## Task details:
Your task is to return all of the records exactly, minus any images.
Top of Records provided
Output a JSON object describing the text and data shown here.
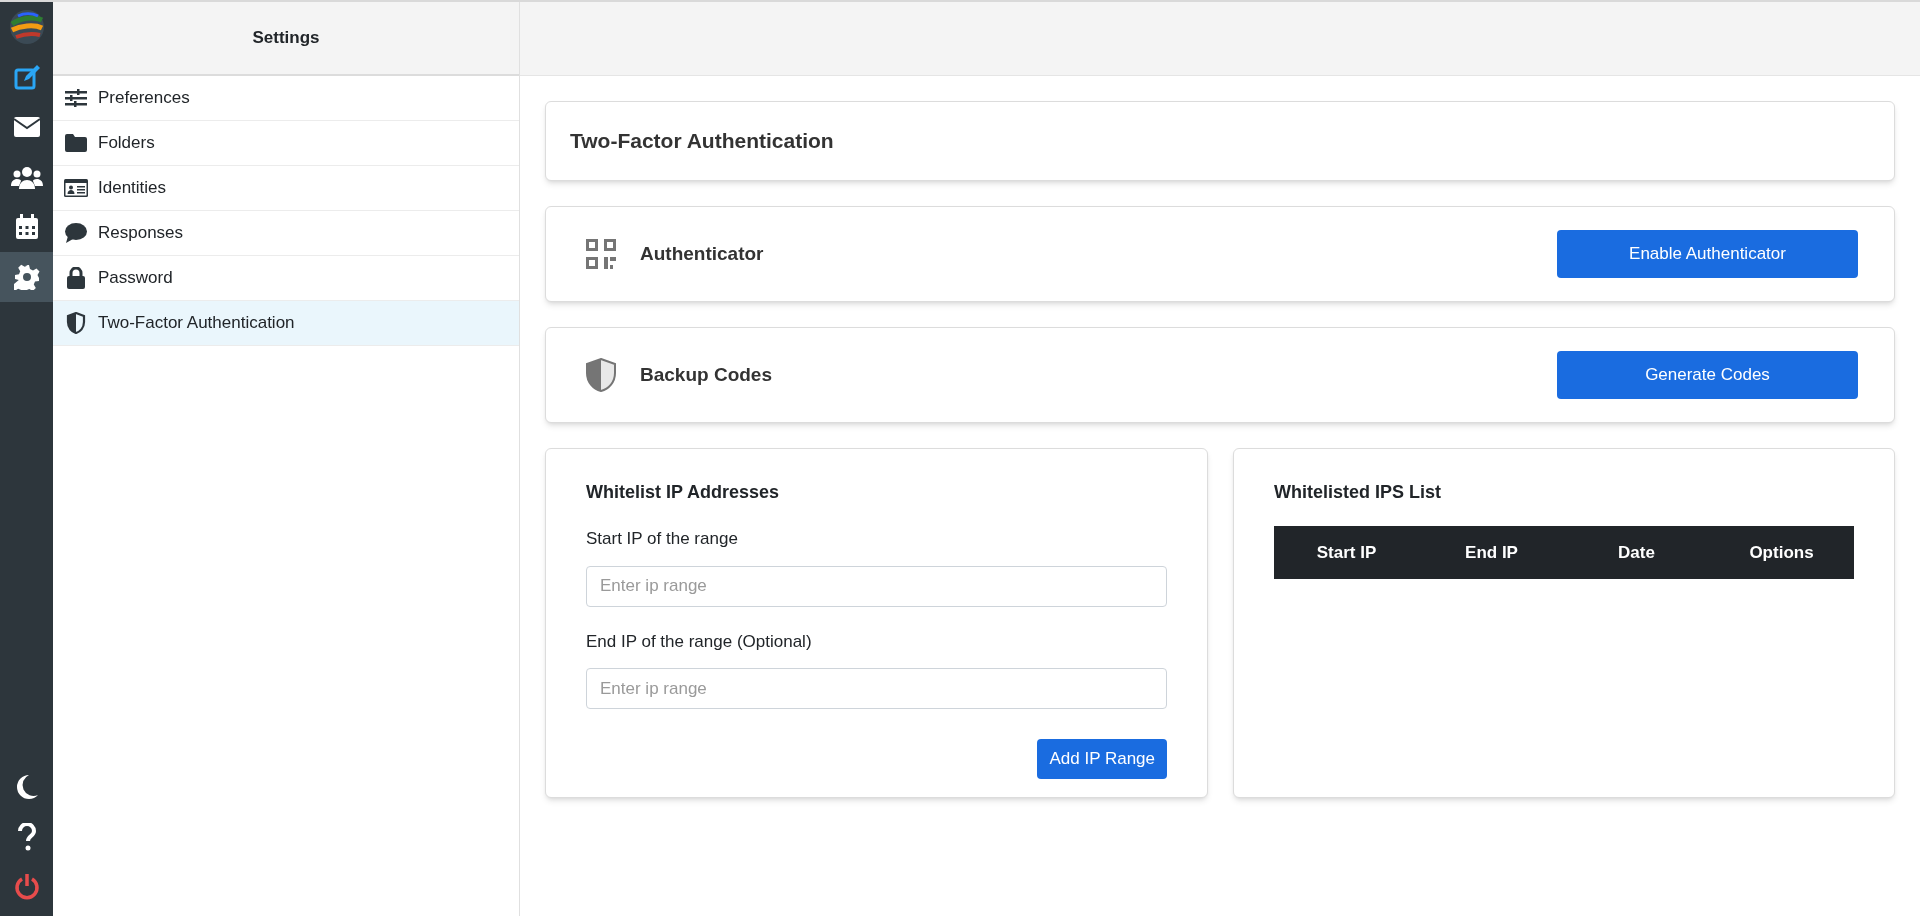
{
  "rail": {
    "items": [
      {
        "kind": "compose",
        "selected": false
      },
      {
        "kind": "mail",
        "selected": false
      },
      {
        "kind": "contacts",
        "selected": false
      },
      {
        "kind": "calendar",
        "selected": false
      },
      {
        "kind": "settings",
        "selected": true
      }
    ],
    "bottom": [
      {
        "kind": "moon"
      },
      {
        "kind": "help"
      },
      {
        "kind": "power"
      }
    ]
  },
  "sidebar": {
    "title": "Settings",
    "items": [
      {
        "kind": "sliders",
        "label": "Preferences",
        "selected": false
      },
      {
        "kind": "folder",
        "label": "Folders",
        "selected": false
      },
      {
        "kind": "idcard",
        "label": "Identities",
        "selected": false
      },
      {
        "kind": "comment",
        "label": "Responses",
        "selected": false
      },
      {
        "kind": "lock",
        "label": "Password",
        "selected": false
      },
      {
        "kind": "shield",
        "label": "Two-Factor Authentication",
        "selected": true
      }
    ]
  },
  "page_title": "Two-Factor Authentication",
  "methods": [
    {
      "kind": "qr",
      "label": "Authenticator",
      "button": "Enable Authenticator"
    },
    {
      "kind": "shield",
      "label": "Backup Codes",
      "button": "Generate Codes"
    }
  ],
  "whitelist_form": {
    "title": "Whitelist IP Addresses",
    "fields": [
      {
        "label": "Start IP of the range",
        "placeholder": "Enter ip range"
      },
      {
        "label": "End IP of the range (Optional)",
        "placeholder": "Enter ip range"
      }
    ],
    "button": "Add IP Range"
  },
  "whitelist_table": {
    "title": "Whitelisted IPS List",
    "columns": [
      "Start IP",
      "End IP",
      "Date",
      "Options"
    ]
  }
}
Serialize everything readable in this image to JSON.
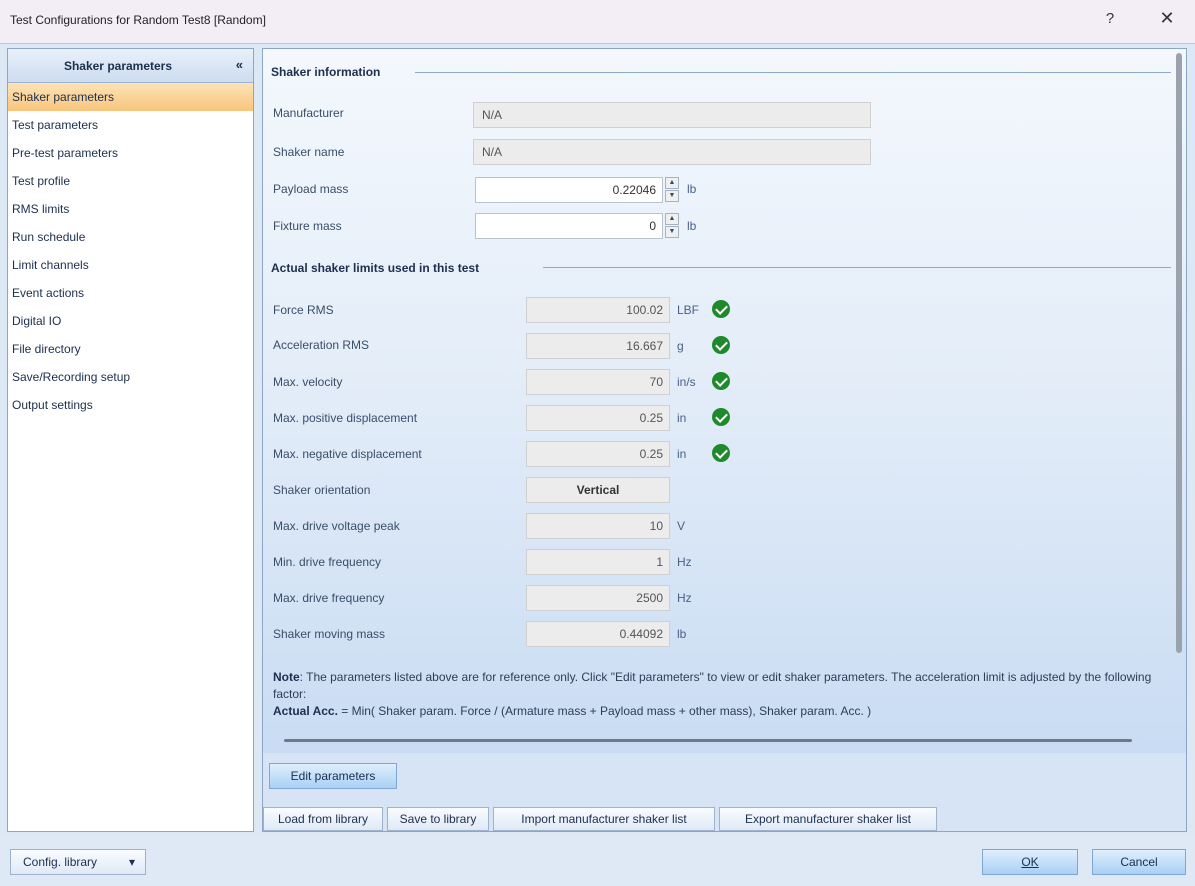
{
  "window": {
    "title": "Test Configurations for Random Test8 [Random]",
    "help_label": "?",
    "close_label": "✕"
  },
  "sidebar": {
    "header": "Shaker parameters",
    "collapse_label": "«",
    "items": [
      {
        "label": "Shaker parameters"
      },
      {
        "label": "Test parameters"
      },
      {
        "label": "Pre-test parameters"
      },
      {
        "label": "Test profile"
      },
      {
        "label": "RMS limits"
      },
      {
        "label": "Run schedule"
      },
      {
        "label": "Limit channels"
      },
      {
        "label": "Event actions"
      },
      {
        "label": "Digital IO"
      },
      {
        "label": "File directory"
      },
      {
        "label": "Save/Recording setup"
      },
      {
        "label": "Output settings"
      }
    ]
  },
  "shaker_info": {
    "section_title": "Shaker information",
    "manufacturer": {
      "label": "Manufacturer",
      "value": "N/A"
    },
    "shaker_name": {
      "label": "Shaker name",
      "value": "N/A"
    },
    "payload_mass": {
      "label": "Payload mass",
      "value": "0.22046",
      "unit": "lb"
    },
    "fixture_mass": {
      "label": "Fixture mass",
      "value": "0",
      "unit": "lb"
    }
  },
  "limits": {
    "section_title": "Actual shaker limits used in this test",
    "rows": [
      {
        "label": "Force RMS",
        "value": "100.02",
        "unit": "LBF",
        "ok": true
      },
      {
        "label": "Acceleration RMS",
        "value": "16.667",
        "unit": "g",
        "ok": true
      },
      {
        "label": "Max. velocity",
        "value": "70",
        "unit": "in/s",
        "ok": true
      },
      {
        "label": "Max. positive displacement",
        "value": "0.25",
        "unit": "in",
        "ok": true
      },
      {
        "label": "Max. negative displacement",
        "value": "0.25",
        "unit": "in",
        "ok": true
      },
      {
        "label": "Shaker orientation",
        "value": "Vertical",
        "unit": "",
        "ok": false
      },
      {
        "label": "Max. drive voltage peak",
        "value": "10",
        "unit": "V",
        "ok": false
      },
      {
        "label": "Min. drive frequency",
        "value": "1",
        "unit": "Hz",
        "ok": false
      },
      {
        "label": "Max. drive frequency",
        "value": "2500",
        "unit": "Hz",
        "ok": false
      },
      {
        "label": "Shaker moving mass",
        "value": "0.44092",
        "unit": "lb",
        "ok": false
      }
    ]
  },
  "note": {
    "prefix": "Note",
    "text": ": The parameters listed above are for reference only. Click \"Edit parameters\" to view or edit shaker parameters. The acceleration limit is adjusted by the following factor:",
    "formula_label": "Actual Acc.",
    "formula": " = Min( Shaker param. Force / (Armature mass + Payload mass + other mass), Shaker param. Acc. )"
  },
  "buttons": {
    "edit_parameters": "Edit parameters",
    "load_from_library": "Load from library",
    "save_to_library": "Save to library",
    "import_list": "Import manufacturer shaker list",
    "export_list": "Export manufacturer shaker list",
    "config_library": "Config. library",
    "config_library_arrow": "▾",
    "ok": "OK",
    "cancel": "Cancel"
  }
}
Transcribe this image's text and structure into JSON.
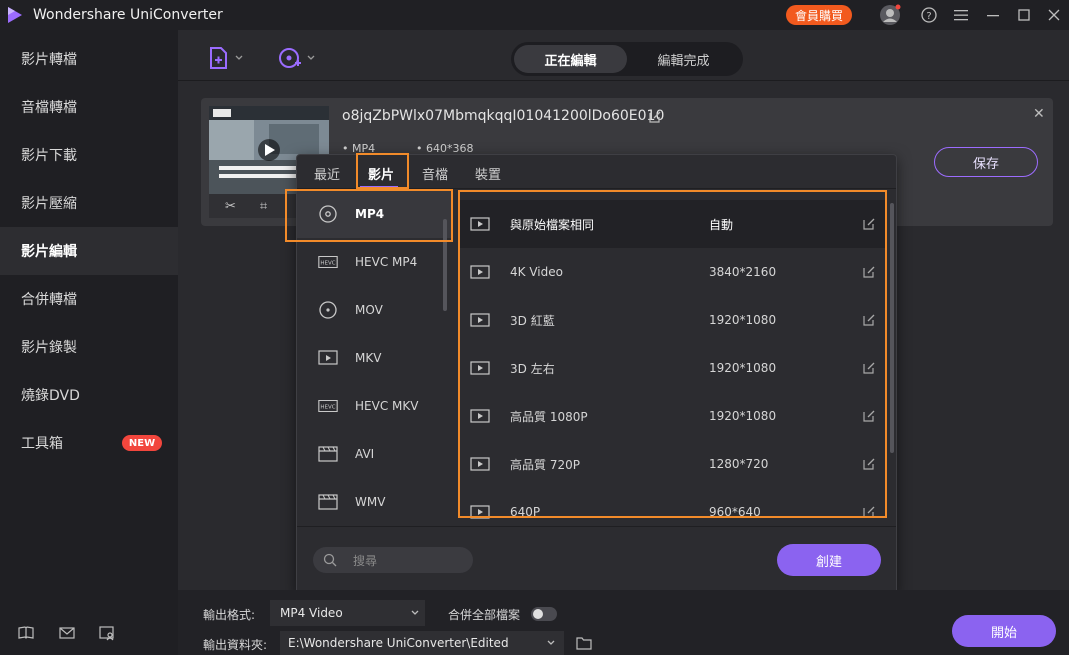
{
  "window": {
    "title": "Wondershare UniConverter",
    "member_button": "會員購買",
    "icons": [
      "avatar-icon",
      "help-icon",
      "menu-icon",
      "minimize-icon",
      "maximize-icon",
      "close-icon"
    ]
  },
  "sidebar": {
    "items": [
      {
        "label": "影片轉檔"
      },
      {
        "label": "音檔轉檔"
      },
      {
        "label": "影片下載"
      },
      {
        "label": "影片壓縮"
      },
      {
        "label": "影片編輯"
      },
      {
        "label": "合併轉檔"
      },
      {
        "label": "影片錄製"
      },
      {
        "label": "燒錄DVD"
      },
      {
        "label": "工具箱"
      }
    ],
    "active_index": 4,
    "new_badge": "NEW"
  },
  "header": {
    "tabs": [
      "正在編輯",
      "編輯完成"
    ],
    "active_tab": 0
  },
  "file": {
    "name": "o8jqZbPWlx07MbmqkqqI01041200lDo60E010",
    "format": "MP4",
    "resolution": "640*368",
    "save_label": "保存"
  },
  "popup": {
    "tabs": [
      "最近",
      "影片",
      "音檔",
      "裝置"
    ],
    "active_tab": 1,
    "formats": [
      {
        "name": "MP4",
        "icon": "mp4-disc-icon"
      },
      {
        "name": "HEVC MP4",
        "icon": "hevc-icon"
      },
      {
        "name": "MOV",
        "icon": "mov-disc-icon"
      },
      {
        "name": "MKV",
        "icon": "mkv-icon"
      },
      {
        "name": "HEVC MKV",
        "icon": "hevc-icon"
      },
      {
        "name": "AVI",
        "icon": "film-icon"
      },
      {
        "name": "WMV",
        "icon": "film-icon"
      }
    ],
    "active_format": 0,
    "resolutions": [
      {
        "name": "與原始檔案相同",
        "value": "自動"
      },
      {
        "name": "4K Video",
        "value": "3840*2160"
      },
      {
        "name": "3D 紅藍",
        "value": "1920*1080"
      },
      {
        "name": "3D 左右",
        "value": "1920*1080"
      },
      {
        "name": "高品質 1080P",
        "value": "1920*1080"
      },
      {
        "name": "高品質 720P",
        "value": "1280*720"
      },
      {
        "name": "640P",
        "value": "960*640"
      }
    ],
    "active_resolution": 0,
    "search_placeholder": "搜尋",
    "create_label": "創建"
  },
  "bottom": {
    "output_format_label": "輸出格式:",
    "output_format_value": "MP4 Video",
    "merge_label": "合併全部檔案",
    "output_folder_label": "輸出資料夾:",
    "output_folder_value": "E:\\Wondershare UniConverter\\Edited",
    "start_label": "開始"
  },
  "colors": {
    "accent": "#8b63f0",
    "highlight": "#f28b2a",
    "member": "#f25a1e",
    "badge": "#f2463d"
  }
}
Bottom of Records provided
## Solution below:
Output a JSON object describing the text and data shown here.
{
  "rail": {
    "items": [
      {
        "kind": "compose",
        "selected": false
      },
      {
        "kind": "mail",
        "selected": false
      },
      {
        "kind": "contacts",
        "selected": false
      },
      {
        "kind": "calendar",
        "selected": false
      },
      {
        "kind": "settings",
        "selected": true
      }
    ],
    "bottom": [
      {
        "kind": "moon"
      },
      {
        "kind": "help"
      },
      {
        "kind": "power"
      }
    ]
  },
  "sidebar": {
    "title": "Settings",
    "items": [
      {
        "kind": "sliders",
        "label": "Preferences",
        "selected": false
      },
      {
        "kind": "folder",
        "label": "Folders",
        "selected": false
      },
      {
        "kind": "idcard",
        "label": "Identities",
        "selected": false
      },
      {
        "kind": "comment",
        "label": "Responses",
        "selected": false
      },
      {
        "kind": "lock",
        "label": "Password",
        "selected": false
      },
      {
        "kind": "shield",
        "label": "Two-Factor Authentication",
        "selected": true
      }
    ]
  },
  "page_title": "Two-Factor Authentication",
  "methods": [
    {
      "kind": "qr",
      "label": "Authenticator",
      "button": "Enable Authenticator"
    },
    {
      "kind": "shield",
      "label": "Backup Codes",
      "button": "Generate Codes"
    }
  ],
  "whitelist_form": {
    "title": "Whitelist IP Addresses",
    "fields": [
      {
        "label": "Start IP of the range",
        "placeholder": "Enter ip range"
      },
      {
        "label": "End IP of the range (Optional)",
        "placeholder": "Enter ip range"
      }
    ],
    "button": "Add IP Range"
  },
  "whitelist_table": {
    "title": "Whitelisted IPS List",
    "columns": [
      "Start IP",
      "End IP",
      "Date",
      "Options"
    ]
  }
}
Serialize everything readable in this image to JSON.
{
  "window": {
    "title": "Test Configurations for Random Test8 [Random]",
    "help_label": "?",
    "close_label": "✕"
  },
  "sidebar": {
    "header": "Shaker parameters",
    "collapse_label": "«",
    "items": [
      {
        "label": "Shaker parameters"
      },
      {
        "label": "Test parameters"
      },
      {
        "label": "Pre-test parameters"
      },
      {
        "label": "Test profile"
      },
      {
        "label": "RMS limits"
      },
      {
        "label": "Run schedule"
      },
      {
        "label": "Limit channels"
      },
      {
        "label": "Event actions"
      },
      {
        "label": "Digital IO"
      },
      {
        "label": "File directory"
      },
      {
        "label": "Save/Recording setup"
      },
      {
        "label": "Output settings"
      }
    ]
  },
  "shaker_info": {
    "section_title": "Shaker information",
    "manufacturer": {
      "label": "Manufacturer",
      "value": "N/A"
    },
    "shaker_name": {
      "label": "Shaker name",
      "value": "N/A"
    },
    "payload_mass": {
      "label": "Payload mass",
      "value": "0.22046",
      "unit": "lb"
    },
    "fixture_mass": {
      "label": "Fixture mass",
      "value": "0",
      "unit": "lb"
    }
  },
  "limits": {
    "section_title": "Actual shaker limits used in this test",
    "rows": [
      {
        "label": "Force RMS",
        "value": "100.02",
        "unit": "LBF",
        "ok": true
      },
      {
        "label": "Acceleration RMS",
        "value": "16.667",
        "unit": "g",
        "ok": true
      },
      {
        "label": "Max. velocity",
        "value": "70",
        "unit": "in/s",
        "ok": true
      },
      {
        "label": "Max. positive displacement",
        "value": "0.25",
        "unit": "in",
        "ok": true
      },
      {
        "label": "Max. negative displacement",
        "value": "0.25",
        "unit": "in",
        "ok": true
      },
      {
        "label": "Shaker orientation",
        "value": "Vertical",
        "unit": "",
        "ok": false
      },
      {
        "label": "Max. drive voltage peak",
        "value": "10",
        "unit": "V",
        "ok": false
      },
      {
        "label": "Min. drive frequency",
        "value": "1",
        "unit": "Hz",
        "ok": false
      },
      {
        "label": "Max. drive frequency",
        "value": "2500",
        "unit": "Hz",
        "ok": false
      },
      {
        "label": "Shaker moving mass",
        "value": "0.44092",
        "unit": "lb",
        "ok": false
      }
    ]
  },
  "note": {
    "prefix": "Note",
    "text": ": The parameters listed above are for reference only. Click \"Edit parameters\" to view or edit shaker parameters. The acceleration limit is adjusted by the following factor:",
    "formula_label": "Actual Acc.",
    "formula": " = Min( Shaker param. Force / (Armature mass + Payload mass + other mass), Shaker param. Acc. )"
  },
  "buttons": {
    "edit_parameters": "Edit parameters",
    "load_from_library": "Load from library",
    "save_to_library": "Save to library",
    "import_list": "Import manufacturer shaker list",
    "export_list": "Export manufacturer shaker list",
    "config_library": "Config. library",
    "config_library_arrow": "▾",
    "ok": "OK",
    "cancel": "Cancel"
  }
}
Transcribe this image's text and structure into JSON.
{
  "window": {
    "title": "Wondershare UniConverter",
    "member_button": "會員購買",
    "icons": [
      "avatar-icon",
      "help-icon",
      "menu-icon",
      "minimize-icon",
      "maximize-icon",
      "close-icon"
    ]
  },
  "sidebar": {
    "items": [
      {
        "label": "影片轉檔"
      },
      {
        "label": "音檔轉檔"
      },
      {
        "label": "影片下載"
      },
      {
        "label": "影片壓縮"
      },
      {
        "label": "影片編輯"
      },
      {
        "label": "合併轉檔"
      },
      {
        "label": "影片錄製"
      },
      {
        "label": "燒錄DVD"
      },
      {
        "label": "工具箱"
      }
    ],
    "active_index": 4,
    "new_badge": "NEW"
  },
  "header": {
    "tabs": [
      "正在編輯",
      "編輯完成"
    ],
    "active_tab": 0
  },
  "file": {
    "name": "o8jqZbPWlx07MbmqkqqI01041200lDo60E010",
    "format": "MP4",
    "resolution": "640*368",
    "save_label": "保存"
  },
  "popup": {
    "tabs": [
      "最近",
      "影片",
      "音檔",
      "裝置"
    ],
    "active_tab": 1,
    "formats": [
      {
        "name": "MP4",
        "icon": "mp4-disc-icon"
      },
      {
        "name": "HEVC MP4",
        "icon": "hevc-icon"
      },
      {
        "name": "MOV",
        "icon": "mov-disc-icon"
      },
      {
        "name": "MKV",
        "icon": "mkv-icon"
      },
      {
        "name": "HEVC MKV",
        "icon": "hevc-icon"
      },
      {
        "name": "AVI",
        "icon": "film-icon"
      },
      {
        "name": "WMV",
        "icon": "film-icon"
      }
    ],
    "active_format": 0,
    "resolutions": [
      {
        "name": "與原始檔案相同",
        "value": "自動"
      },
      {
        "name": "4K Video",
        "value": "3840*2160"
      },
      {
        "name": "3D 紅藍",
        "value": "1920*1080"
      },
      {
        "name": "3D 左右",
        "value": "1920*1080"
      },
      {
        "name": "高品質 1080P",
        "value": "1920*1080"
      },
      {
        "name": "高品質 720P",
        "value": "1280*720"
      },
      {
        "name": "640P",
        "value": "960*640"
      }
    ],
    "active_resolution": 0,
    "search_placeholder": "搜尋",
    "create_label": "創建"
  },
  "bottom": {
    "output_format_label": "輸出格式:",
    "output_format_value": "MP4 Video",
    "merge_label": "合併全部檔案",
    "output_folder_label": "輸出資料夾:",
    "output_folder_value": "E:\\Wondershare UniConverter\\Edited",
    "start_label": "開始"
  },
  "colors": {
    "accent": "#8b63f0",
    "highlight": "#f28b2a",
    "member": "#f25a1e",
    "badge": "#f2463d"
  }
}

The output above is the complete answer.